Any future metadata strategy would need to be formulated in accordance with at least the most important stakeholders and it would need to be approved by the responsible committees. Therefore, it is not likely to take shape and become formally adopted in the near future. In the near past there were several projects - independently planned and implemented - that involved a centralised metadata management. The task is to combine the projects in a way that at least the outline of a common metadata strategy starts to emerge.

1.2 Current situation

There are currently two major projects that involve centralised metadata management.

A. Census metadata

The Census 2011 in Germany is carried out by the Verbund. It is based on a method that combines administrative sources with survey data. To deal with content from so many different sources a strong metadata management is needed. Hence, a working group has been instituted to deal with metadata issues and especially with the development of an IT-system for the management of census metadata. The working group is staffed with methodologists, IT-experts and subject matter statisticians from some Länder offices and Destatis.

The Census 2011 is currently the most important project and certainly the most pressing issue for Destatis in terms of metadata. To deal with the complexity of the project, it has been broken down into several sub-projects for which business cases are being written.

B. SteP - Standardisation of Production

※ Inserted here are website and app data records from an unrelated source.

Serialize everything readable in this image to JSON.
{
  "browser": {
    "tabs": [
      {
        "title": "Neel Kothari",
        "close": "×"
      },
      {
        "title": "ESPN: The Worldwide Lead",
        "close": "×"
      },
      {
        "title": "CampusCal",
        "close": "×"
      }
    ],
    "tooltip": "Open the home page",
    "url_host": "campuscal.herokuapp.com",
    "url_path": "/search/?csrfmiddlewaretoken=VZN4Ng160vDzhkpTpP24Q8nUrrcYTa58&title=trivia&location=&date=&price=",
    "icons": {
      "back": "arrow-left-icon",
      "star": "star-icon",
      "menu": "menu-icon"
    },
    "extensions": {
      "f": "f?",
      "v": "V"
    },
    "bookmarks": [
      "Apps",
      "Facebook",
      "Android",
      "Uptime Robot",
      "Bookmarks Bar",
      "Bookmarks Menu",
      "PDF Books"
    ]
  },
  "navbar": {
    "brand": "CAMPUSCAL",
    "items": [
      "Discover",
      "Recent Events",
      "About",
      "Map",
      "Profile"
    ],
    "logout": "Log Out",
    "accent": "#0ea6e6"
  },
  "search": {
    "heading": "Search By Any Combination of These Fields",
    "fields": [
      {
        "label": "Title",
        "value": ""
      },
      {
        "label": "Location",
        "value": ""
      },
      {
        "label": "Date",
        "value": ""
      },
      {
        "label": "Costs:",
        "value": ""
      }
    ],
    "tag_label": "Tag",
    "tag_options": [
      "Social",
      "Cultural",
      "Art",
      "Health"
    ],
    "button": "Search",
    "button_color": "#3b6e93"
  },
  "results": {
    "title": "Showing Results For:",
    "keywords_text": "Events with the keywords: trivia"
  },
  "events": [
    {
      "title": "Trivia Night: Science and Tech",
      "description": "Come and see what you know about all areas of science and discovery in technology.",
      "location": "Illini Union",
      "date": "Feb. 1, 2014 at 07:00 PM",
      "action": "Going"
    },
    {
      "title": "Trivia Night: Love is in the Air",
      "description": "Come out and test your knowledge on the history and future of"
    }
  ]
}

SteP is a joint initiative of the Verbund to standardise production. A major objective of SteP is the design and deployment of generic IT-tools as building blocks of a standardised IT-landscape. Although SteP currently deals predominantly with IT-issues, a stronger involvement of subject matter experts should strengthen its outreach in the future.

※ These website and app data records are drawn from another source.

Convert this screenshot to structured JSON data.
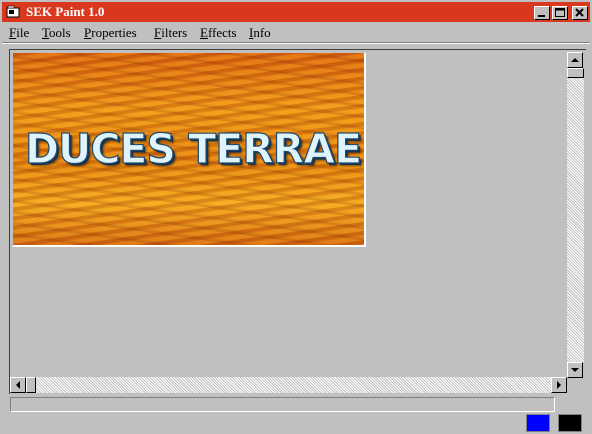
{
  "window": {
    "title": "SEK Paint 1.0",
    "title_bar_color": "#d9381f",
    "controls": [
      "minimize-icon",
      "maximize-icon",
      "close-icon"
    ]
  },
  "menu": {
    "items": [
      {
        "label": "File",
        "accel": "F",
        "rest": "ile"
      },
      {
        "label": "Tools",
        "accel": "T",
        "rest": "ools"
      },
      {
        "label": "Properties",
        "accel": "P",
        "rest": "roperties"
      },
      {
        "label": "Filters",
        "accel": "F",
        "rest": "ilters"
      },
      {
        "label": "Effects",
        "accel": "E",
        "rest": "ffects"
      },
      {
        "label": "Info",
        "accel": "I",
        "rest": "nfo"
      }
    ]
  },
  "canvas": {
    "image_text": "DUCES TERRAE"
  },
  "status_bar": {
    "text": ""
  },
  "colors": {
    "primary": "#0000ff",
    "secondary": "#000000"
  }
}
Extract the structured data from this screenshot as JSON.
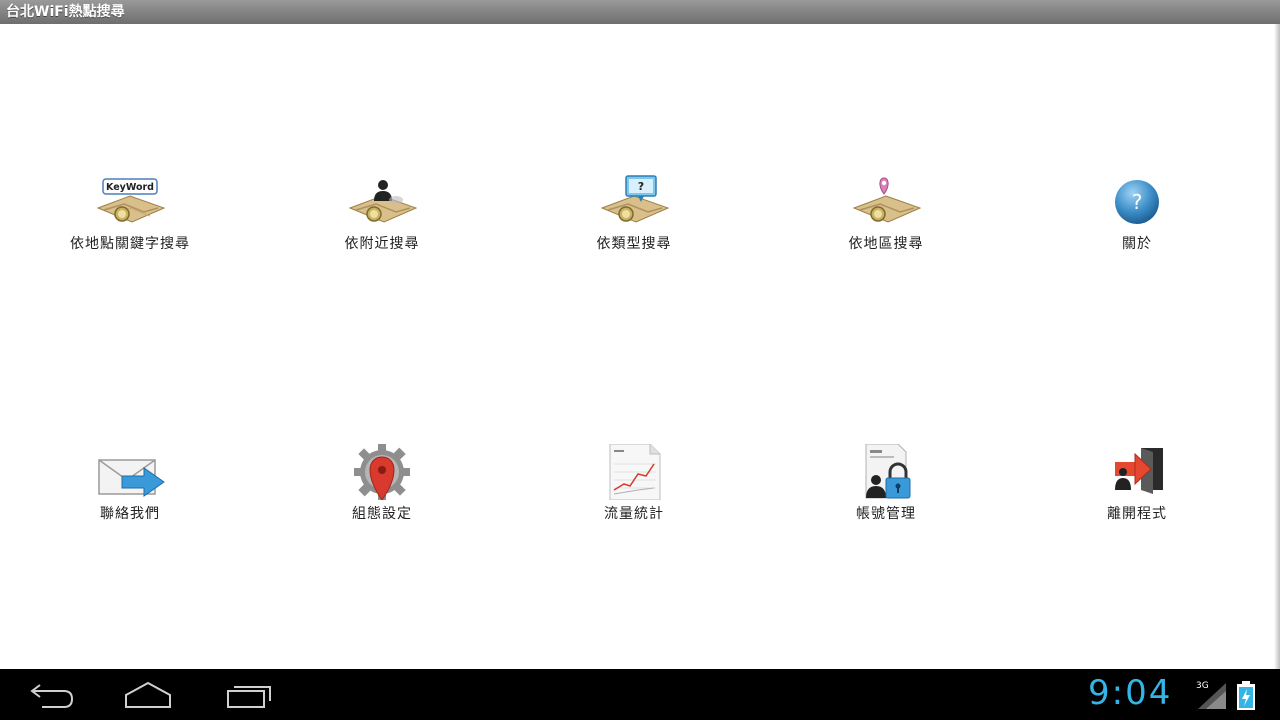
{
  "app": {
    "title": "台北WiFi熱點搜尋"
  },
  "menu": {
    "items": [
      {
        "label": "依地點關鍵字搜尋",
        "icon": "keyword-map-icon",
        "badge": "KeyWord"
      },
      {
        "label": "依附近搜尋",
        "icon": "nearby-person-map-icon"
      },
      {
        "label": "依類型搜尋",
        "icon": "type-question-map-icon",
        "badge": "?"
      },
      {
        "label": "依地區搜尋",
        "icon": "area-pin-map-icon"
      },
      {
        "label": "關於",
        "icon": "help-icon",
        "badge": "?"
      },
      {
        "label": "聯絡我們",
        "icon": "mail-send-icon"
      },
      {
        "label": "組態設定",
        "icon": "settings-pin-icon"
      },
      {
        "label": "流量統計",
        "icon": "report-chart-icon"
      },
      {
        "label": "帳號管理",
        "icon": "account-lock-icon"
      },
      {
        "label": "離開程式",
        "icon": "exit-door-icon"
      }
    ]
  },
  "statusbar": {
    "time": "9:04",
    "network": "3G"
  },
  "colors": {
    "accent": "#33b5e5",
    "titlebar": "#7f7f7f",
    "navbar": "#000000"
  }
}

SteP is organised around a simple process model that names the basic processes mainly in the collection and processing stages (see Section 2.3, fig. 2). There are sub working groups (called "steps") dealing with individual aspects of the statistical value chain (see here). A sub working group for metadata - called "step 12-metadata" has recently been established.

The idea behind this sub working group was to develop a metadata portal. This web portal shall allow users to access the metadata stored in already existing IT-systems. Basically, every system that stores metadata could become part of this project. At first, the portal is only intended for internal users. Since there is no general metadata model that standardises and explains the content of the underlying systems, the results would only be confusing for any outside reader.

In general, SteP has so far been a successful project for Destatis and the Verbund. In several of the most urgent areas, production was streamlined and economies of scale could be exploited. There is now a centralised storage facility for finalised micro data (accessible only to Länder offices) and a data editing tool that can be integrated into existing environments. Apart from the metadata portal, important ongoing projects within SteP include a database for incoming data.

A drawback of SteP is that there is no underlying, generally accepted metadata model guiding the project. While data can be passed on along the production chain, metadata is left behind resulting amongst other things in a redundant storage of metadata. As the standardisation process continues, this could become a problem of greater concern. Internal users might be confused with different IT-systems each using a different structure and a different terminology. The interoperability of the systems might also suffer because a metadata model usually embodies a generalised understanding of the way statistical activities are structured.

The task for step 12-metadata is to find a way to harmonise the different IT-systems in a way that the metadata stored can first be accessed and understood by users and secondly be shared by all IT-systems along the value chain. 

Apart from these major projects, there are several other activities that involve centralized metadata management issues at Destatis. There is for example a close cooperation between quality reporting and metadata management since they overlap in many ways.